In this thesis the ideas of network analysis are applied to systems of group living animals. A method of constructing a network of associations by combining group memberships is presented. Methods of filtering the network according to association strength are discussed.
The detection and understanding of community structure within animal social networks forms an important part of this thesis. By allowing the researcher to study (and verify the statistical significance of) intermediate scale structure in the network an insight into the biological processes which may motivate the structure can be obtained.
The various methods which have been proposed to detect community structure in networks are reviewed. The use of simulated annealing to detect the structure is discussed. This technique offers the greatest sensitivity in detecting communities, making it very suitable for the detection of the subtle structures that may exist in the constructed network.
Two case studies of group living animals are considered: a population of wild guppies and a population of Galapagos Sea lions. In both systems statistically significant community structure is found. The biological processes underlying the observed structure are discussed.
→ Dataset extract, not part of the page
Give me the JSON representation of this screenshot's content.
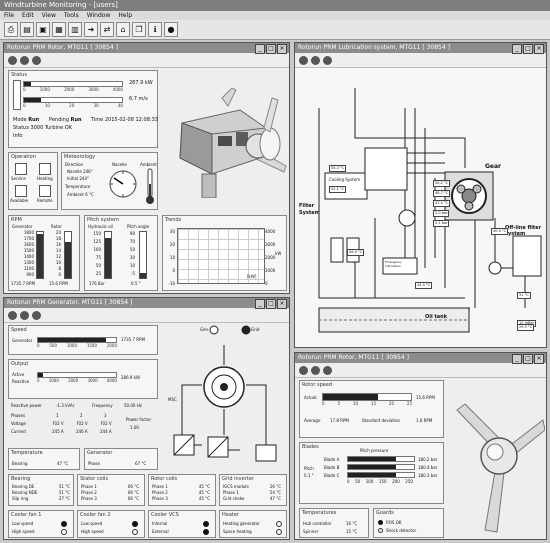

In the latter part of this thesis some methods of constructing model networks with realistic community structure are discussed. Inspired by the biological aspects of the earlier part of the thesis; these offer methods of building networks in which the size, strength, and number of communities can be controlled by the researcher.
|Date of Award||23 May 2007|
|Supervisor||Richard James (Supervisor)|